Printed or web-based materials are useful for informed decision-making, study finds
WEDNESDAY, July 31 (HealthDay News) -- Materials that explain the risks and benefits of prostate-specific antigen (PSA) screening for prostate cancer improve men's knowledge about the test but don't change their decision about whether to have it, a new study finds.
PSA screening for prostate cancer is controversial. The U.S. Preventive Services Task Force, an independent panel of experts, recommends against using PSA screening for all men. Most medical groups recommend that doctors and patients discuss the issue so men can make an informed decision.
"The history of conflicting recommendations for prostate cancer screening and the mixed messages about screening effectiveness make it critical to assist men in making informed decisions," Kathryn Taylor, a professor in the Cancer Prevention and Control Program at Georgetown Lombardi Comprehensive Cancer Center, said in a Georgetown University Medical Center news release.
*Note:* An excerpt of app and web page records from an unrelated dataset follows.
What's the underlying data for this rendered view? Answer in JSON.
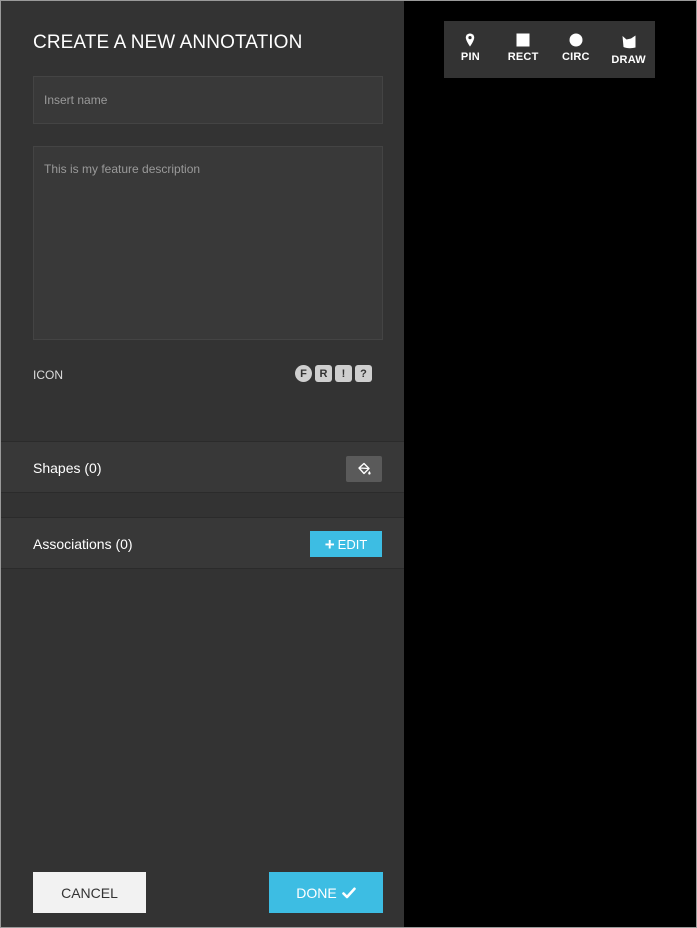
{
  "panel": {
    "title": "CREATE A NEW ANNOTATION",
    "name_placeholder": "Insert name",
    "description_placeholder": "This is my feature description",
    "icon_label": "ICON",
    "icon_choices": [
      "F",
      "R",
      "!",
      "?"
    ]
  },
  "shapes": {
    "title": "Shapes (0)"
  },
  "associations": {
    "title": "Associations (0)",
    "edit_label": "EDIT"
  },
  "footer": {
    "cancel_label": "CANCEL",
    "done_label": "DONE"
  },
  "toolbar": {
    "tools": [
      {
        "label": "PIN",
        "icon": "map-pin-icon"
      },
      {
        "label": "RECT",
        "icon": "square-icon"
      },
      {
        "label": "CIRC",
        "icon": "circle-icon"
      },
      {
        "label": "DRAW",
        "icon": "freehand-draw-icon"
      }
    ]
  },
  "colors": {
    "panel_bg": "#333333",
    "canvas_bg": "#000000",
    "accent": "#3dbde3"
  }
}
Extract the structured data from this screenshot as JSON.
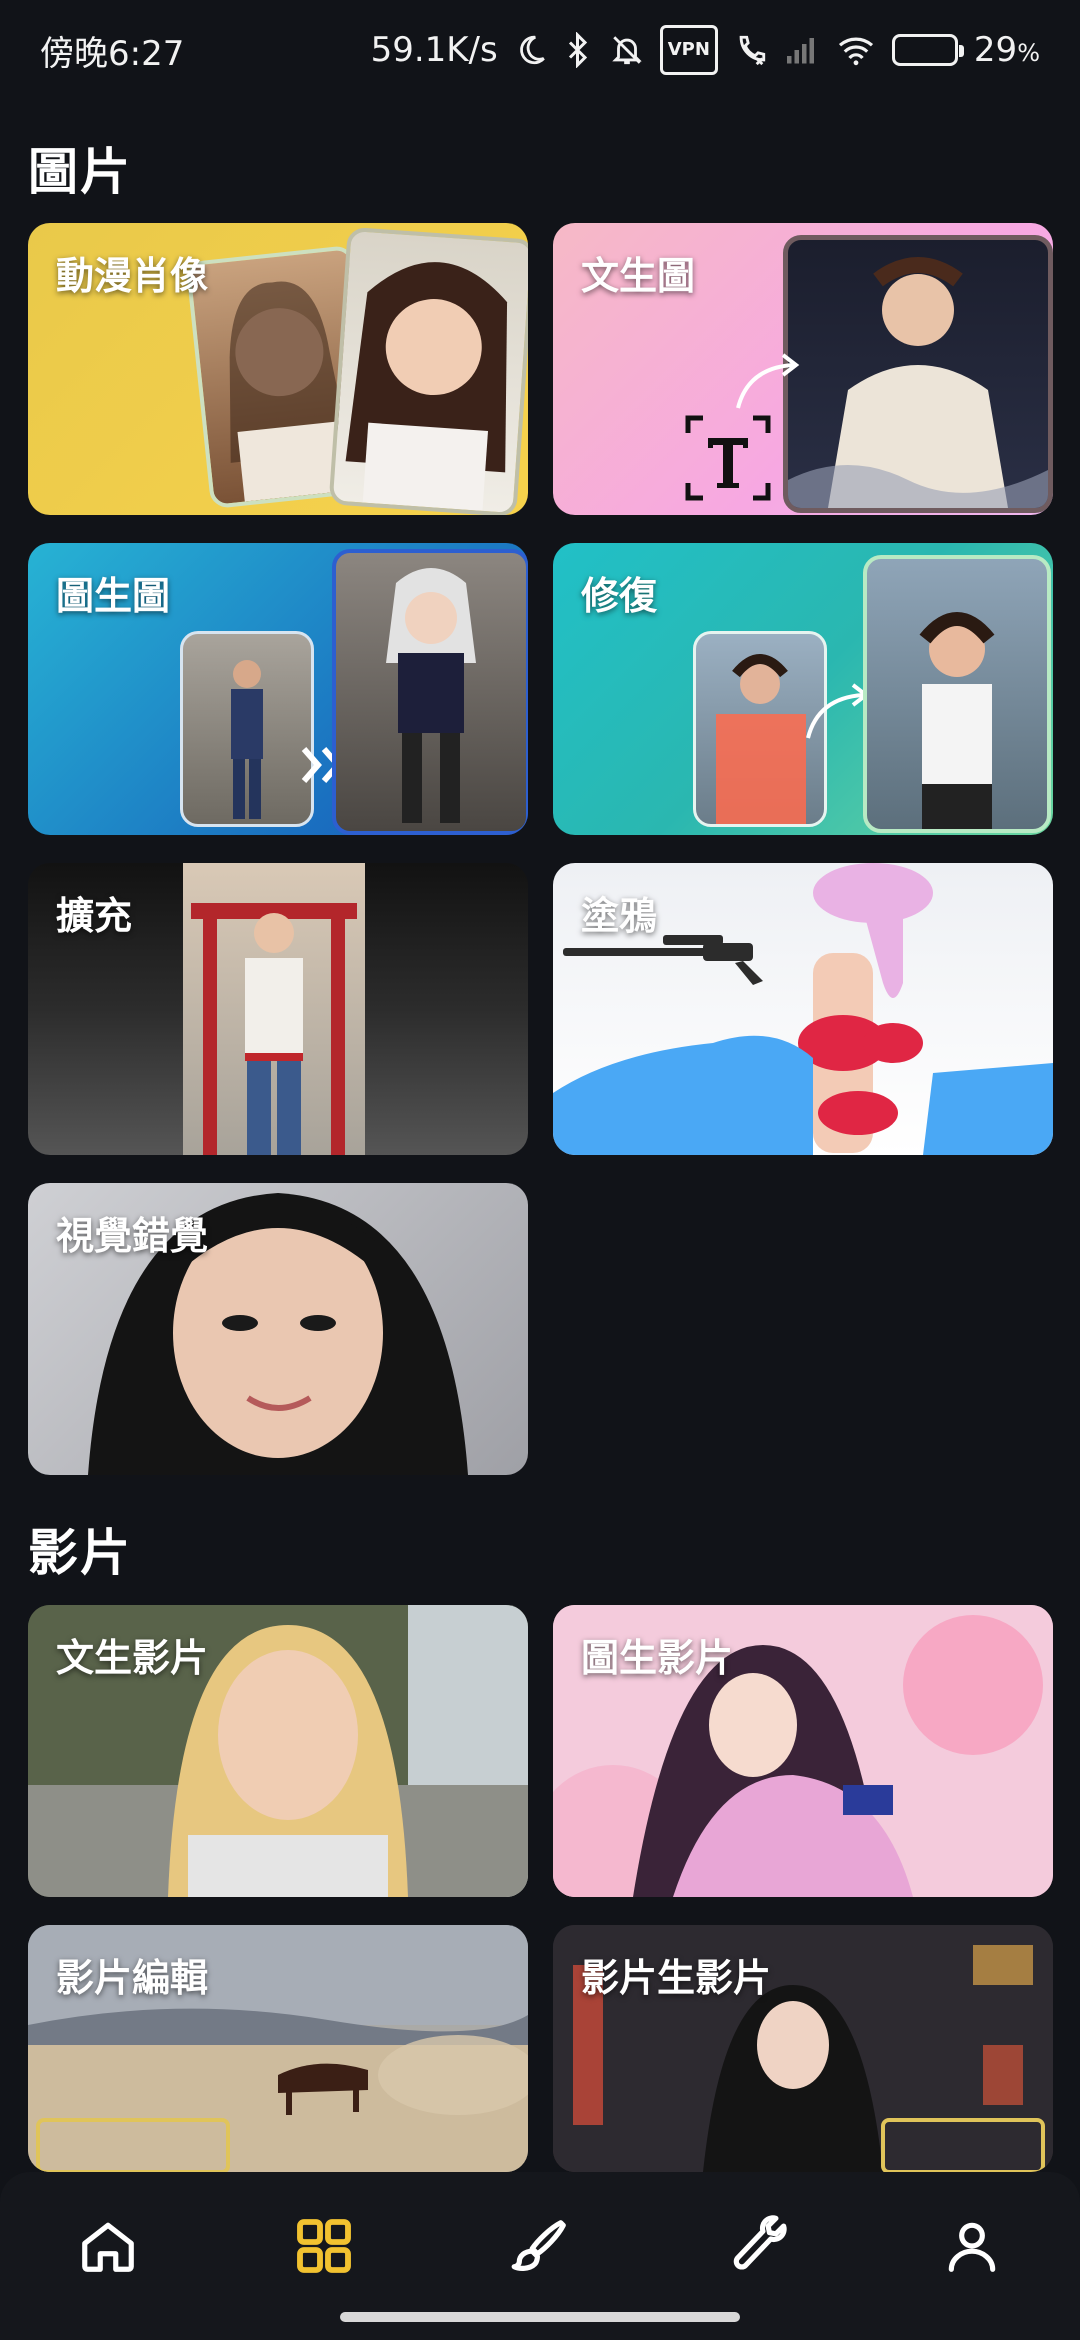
{
  "status_bar": {
    "time": "傍晚6:27",
    "speed": "59.1K/s",
    "vpn": "VPN",
    "battery": "29",
    "battery_unit": "%",
    "battery_level": 0.29
  },
  "sections": {
    "images": {
      "title": "圖片",
      "cards": [
        {
          "label": "動漫肖像"
        },
        {
          "label": "文生圖"
        },
        {
          "label": "圖生圖"
        },
        {
          "label": "修復"
        },
        {
          "label": "擴充"
        },
        {
          "label": "塗鴉"
        },
        {
          "label": "視覺錯覺"
        }
      ]
    },
    "videos": {
      "title": "影片",
      "cards": [
        {
          "label": "文生影片"
        },
        {
          "label": "圖生影片"
        },
        {
          "label": "影片編輯"
        },
        {
          "label": "影片生影片"
        }
      ]
    }
  },
  "bottom_nav": {
    "items": [
      {
        "icon": "home-icon"
      },
      {
        "icon": "grid-icon",
        "active": true
      },
      {
        "icon": "brush-icon"
      },
      {
        "icon": "wrench-icon"
      },
      {
        "icon": "profile-icon"
      }
    ],
    "active_color": "#f2c230",
    "inactive_color": "#ffffff"
  }
}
Taylor and colleagues developed two types of decision aids -- a print version and a web-based interactive one -- to help men consider the pros and cons of PSA screening before making a decision about whether to have the test.
"The tools were intended neither to encourage nor discourage screening, but instead to present the benefits and limitations of screening to help men make choices consistent with their preferences," Taylor said.
The researchers had nearly 1,900 men, aged 45 to 70, use either the print or web-based aids, or no decision aid. The men were interviewed at the start of the study, and again at one month and 13 months after the start to see if the decision aids had any impact.
Both the web-based and print tools increased men's knowledge about PSA screening, reduced their initial conflict about whether to be screened, and boosted their immediate satisfaction with their decision, according to the study, which was published July 29 in the journal JAMA Internal Medicine.
"Interestingly, we thought these decision aids might lead to more men forgoing testing, but, in fact, the men didn't change their screening plans," Taylor said. "The men told us these tools helped them resolve their own conflicts about whether or not to receive screening."
The study suggested a positive trend in men's long-term satisfaction with their decisions, which is important because men face the decision about screening every year.
"Ultimately, the decision to receive PSA screening for prostate cancer lies with men," Taylor said. "They'll be able to make decisions that are right for them if they have unbiased, updated screening materials that fully explain the risks and benefits."
The U.S. National Cancer Institute has more about PSA testing.